━━━ DATASET EXCERPTS ━━━

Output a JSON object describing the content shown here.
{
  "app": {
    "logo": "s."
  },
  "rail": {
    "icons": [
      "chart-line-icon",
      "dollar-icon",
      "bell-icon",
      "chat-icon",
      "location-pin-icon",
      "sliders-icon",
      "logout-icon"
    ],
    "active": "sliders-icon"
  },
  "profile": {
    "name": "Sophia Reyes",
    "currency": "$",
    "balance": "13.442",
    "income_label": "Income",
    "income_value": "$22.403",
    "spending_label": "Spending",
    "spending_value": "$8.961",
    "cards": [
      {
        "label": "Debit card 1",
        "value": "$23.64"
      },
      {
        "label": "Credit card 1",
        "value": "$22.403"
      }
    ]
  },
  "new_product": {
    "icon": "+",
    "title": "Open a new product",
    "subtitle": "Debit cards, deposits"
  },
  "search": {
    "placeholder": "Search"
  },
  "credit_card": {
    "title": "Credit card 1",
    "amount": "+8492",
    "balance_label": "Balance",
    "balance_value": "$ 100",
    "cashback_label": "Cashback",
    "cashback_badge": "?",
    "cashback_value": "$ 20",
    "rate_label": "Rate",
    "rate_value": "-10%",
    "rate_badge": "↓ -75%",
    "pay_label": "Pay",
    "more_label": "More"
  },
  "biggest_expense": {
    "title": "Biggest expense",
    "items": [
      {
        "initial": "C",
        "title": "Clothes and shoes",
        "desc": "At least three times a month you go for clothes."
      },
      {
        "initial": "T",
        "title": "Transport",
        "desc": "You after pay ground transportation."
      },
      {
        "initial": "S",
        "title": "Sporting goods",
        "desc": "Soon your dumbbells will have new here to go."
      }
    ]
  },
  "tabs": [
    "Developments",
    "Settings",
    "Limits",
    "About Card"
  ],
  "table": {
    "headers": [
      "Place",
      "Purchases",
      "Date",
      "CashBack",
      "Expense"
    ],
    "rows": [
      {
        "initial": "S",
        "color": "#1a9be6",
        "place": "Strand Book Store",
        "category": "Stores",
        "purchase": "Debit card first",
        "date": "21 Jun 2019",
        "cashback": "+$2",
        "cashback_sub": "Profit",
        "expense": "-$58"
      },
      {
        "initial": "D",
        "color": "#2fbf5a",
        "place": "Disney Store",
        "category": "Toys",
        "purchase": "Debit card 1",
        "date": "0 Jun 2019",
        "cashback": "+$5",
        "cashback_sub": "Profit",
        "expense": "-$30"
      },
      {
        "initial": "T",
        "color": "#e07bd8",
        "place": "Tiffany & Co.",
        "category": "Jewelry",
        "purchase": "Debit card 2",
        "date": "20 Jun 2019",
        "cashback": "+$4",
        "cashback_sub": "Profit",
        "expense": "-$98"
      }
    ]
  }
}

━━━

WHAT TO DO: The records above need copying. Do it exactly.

COMPLETED TASK:
Output a JSON object describing the content shown here.
{
  "app": {
    "logo": "s."
  },
  "rail": {
    "icons": [
      "chart-line-icon",
      "dollar-icon",
      "bell-icon",
      "chat-icon",
      "location-pin-icon",
      "sliders-icon",
      "logout-icon"
    ],
    "active": "sliders-icon"
  },
  "profile": {
    "name": "Sophia Reyes",
    "currency": "$",
    "balance": "13.442",
    "income_label": "Income",
    "income_value": "$22.403",
    "spending_label": "Spending",
    "spending_value": "$8.961",
    "cards": [
      {
        "label": "Debit card 1",
        "value": "$23.64"
      },
      {
        "label": "Credit card 1",
        "value": "$22.403"
      }
    ]
  },
  "new_product": {
    "icon": "+",
    "title": "Open a new product",
    "subtitle": "Debit cards, deposits"
  },
  "search": {
    "placeholder": "Search"
  },
  "credit_card": {
    "title": "Credit card 1",
    "amount": "+8492",
    "balance_label": "Balance",
    "balance_value": "$ 100",
    "cashback_label": "Cashback",
    "cashback_badge": "?",
    "cashback_value": "$ 20",
    "rate_label": "Rate",
    "rate_value": "-10%",
    "rate_badge": "↓ -75%",
    "pay_label": "Pay",
    "more_label": "More"
  },
  "biggest_expense": {
    "title": "Biggest expense",
    "items": [
      {
        "initial": "C",
        "title": "Clothes and shoes",
        "desc": "At least three times a month you go for clothes."
      },
      {
        "initial": "T",
        "title": "Transport",
        "desc": "You after pay ground transportation."
      },
      {
        "initial": "S",
        "title": "Sporting goods",
        "desc": "Soon your dumbbells will have new here to go."
      }
    ]
  },
  "tabs": [
    "Developments",
    "Settings",
    "Limits",
    "About Card"
  ],
  "table": {
    "headers": [
      "Place",
      "Purchases",
      "Date",
      "CashBack",
      "Expense"
    ],
    "rows": [
      {
        "initial": "S",
        "color": "#1a9be6",
        "place": "Strand Book Store",
        "category": "Stores",
        "purchase": "Debit card first",
        "date": "21 Jun 2019",
        "cashback": "+$2",
        "cashback_sub": "Profit",
        "expense": "-$58"
      },
      {
        "initial": "D",
        "color": "#2fbf5a",
        "place": "Disney Store",
        "category": "Toys",
        "purchase": "Debit card 1",
        "date": "0 Jun 2019",
        "cashback": "+$5",
        "cashback_sub": "Profit",
        "expense": "-$30"
      },
      {
        "initial": "T",
        "color": "#e07bd8",
        "place": "Tiffany & Co.",
        "category": "Jewelry",
        "purchase": "Debit card 2",
        "date": "20 Jun 2019",
        "cashback": "+$4",
        "cashback_sub": "Profit",
        "expense": "-$98"
      }
    ]
  }
}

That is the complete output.